Unlike modern textual criticism, Rashi was coming at the text with the belief that it was perfect. Every word and punctuation mark was critical, and the text had to be considered in the light that adding or removing any word would have to change the meaning. As so Rashi sometimes concocts fanciful explanations why a specific word means a specific thing. These don’t appear to be the minimal explanations – he was no fan of Occam’s Razor – and he is pulling some of these stories and legends from other traditional sources.
Here’s an example: one of the kings that Abram tussles with is King Shember, the king of the Zeboiim. Rashi tells that Shember was a biblical Icarus; he built a set of artificial wings which he wore that allowed him to fly.
Lots more after the break…
Continue reading Rashi on Lech-Lecha
We end Lech-Lecha on some really high notes. I was feeling for a while that the bible’s authors would be taking Abram down a peg, but I have clearly misremembered so far. As it stands, Genesis 17 ends with Abram’s head held high, he wins favor for his first son, a promise of a second son, and he only had to cut off the tip of his penis to get it! Sounds like a bargain to me.
Let’s think on that. This IS a bargain, isn’t it? Not in the sense that it’s inexpensive, but this is the third repetition of the Abraham covenant (from Genesis chapters 12 and 15), but the first that clearly stipulates that there is a cost associated. In Genesis 12, Abram’s condition was that he leave Haran and his father and journey to Canaan. In Genesis 15, God doesn’t require any conditions at all. (If anything, Abram is bargaining some conditions with God.)
More after the break.
Continue reading Lech-lecha – Abraham’s New Covenant (snip-snip)
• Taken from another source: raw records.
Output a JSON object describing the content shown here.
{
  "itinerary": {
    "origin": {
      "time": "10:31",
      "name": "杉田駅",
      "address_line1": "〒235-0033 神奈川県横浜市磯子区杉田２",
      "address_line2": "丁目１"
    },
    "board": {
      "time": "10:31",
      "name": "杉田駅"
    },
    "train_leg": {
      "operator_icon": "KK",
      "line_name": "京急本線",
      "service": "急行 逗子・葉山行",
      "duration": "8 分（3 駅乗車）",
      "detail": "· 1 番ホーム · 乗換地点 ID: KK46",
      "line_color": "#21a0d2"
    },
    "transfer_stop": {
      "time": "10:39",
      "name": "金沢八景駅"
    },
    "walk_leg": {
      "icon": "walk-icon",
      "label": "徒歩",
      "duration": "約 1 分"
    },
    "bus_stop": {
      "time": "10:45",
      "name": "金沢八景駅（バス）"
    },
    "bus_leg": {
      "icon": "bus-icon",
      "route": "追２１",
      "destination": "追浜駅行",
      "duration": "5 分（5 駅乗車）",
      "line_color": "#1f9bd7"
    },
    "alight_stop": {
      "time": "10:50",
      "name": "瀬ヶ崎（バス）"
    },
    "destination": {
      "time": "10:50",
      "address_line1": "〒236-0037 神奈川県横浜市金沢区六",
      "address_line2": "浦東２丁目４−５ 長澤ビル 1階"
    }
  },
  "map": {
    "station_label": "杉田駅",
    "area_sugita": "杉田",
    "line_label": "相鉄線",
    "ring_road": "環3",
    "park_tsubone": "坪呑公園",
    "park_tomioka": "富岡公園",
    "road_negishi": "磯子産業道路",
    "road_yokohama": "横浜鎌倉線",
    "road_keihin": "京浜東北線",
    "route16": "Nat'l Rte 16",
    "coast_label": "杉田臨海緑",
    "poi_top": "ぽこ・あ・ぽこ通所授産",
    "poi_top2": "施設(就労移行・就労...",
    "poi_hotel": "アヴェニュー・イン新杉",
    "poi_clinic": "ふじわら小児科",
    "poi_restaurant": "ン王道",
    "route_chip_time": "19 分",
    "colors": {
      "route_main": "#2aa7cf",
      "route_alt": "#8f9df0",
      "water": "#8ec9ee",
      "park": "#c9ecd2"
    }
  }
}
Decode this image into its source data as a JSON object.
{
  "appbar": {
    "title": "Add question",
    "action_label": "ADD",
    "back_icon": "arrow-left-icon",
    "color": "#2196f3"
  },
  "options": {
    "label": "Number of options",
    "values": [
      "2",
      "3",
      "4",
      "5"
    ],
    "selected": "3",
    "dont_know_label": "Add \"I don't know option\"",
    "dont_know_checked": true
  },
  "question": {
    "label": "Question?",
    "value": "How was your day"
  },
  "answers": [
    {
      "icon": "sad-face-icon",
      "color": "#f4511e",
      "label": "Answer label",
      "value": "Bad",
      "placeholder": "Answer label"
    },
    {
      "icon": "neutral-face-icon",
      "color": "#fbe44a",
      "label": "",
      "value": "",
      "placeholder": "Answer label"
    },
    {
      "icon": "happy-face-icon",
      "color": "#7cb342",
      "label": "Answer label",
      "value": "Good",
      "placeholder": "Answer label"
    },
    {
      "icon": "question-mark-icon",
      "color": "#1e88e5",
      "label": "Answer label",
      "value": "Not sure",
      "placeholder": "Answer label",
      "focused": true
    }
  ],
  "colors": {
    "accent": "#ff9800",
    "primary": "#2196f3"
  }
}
After spending the last several chapters lifting up Sarai and Abraham, the bible then takes a very surprising turn. Sarai is a woman that was clearly one of the most beautiful of her age. Abram is a fantastic warrior-king and strategist who goes to war against impossible odds to save his kinsmen. But we discover something new: Sarai is jealous and abusive and Abram is a whipped man.
More after the break…
Continue reading Lech-Lecha – Three’s a Crowd
Abram may be one of the most important men in three religions, but the text of the Torah says surprisingly little about him.
We know, first of all, that he is 75 when God spoke to him and commanded him to go forth to Israel. We don’t know whether God spoke to him prior to that time; if He did, it wasn’t documented. We know that his father was Terah, a man who lived to a ripe old age of 205. We also know that it was Terah, not Abram, who started the march of his family from Ur to Canaan, but they stopped part-way, in Haran. Could it be that God also spoke to Terah and commanded him on his march? Could it be that the reason Abram received his call is because Terah gave up and didn’t complete the journey. The bible, of course, doesn’t say.
Continue reading Lech-Lecha – Abram Who?
I’m now unapologetically behind: there’s just more to learn in each portion than you can possibly learn in a week. So at this point, I will continue at my own pace and see where I get. With luck, I’ll catch up to the calendar once we get out of the dense stories of Genesis and into the long legal tractates. Not very likely, but why not dream?
This portion, only the third one, is notable for the introduction of the First Family of Judaism (and the other Abrahamic religions): Abram, his wife Sarai, her maid Hagar, his nephew Lot, and his first son Ishmael. But more importantly than that, the title of this portion is the first reference to the undisputed focus of the Torah: Israel.
Continue reading Lech-Lecha – Go! Go! Go!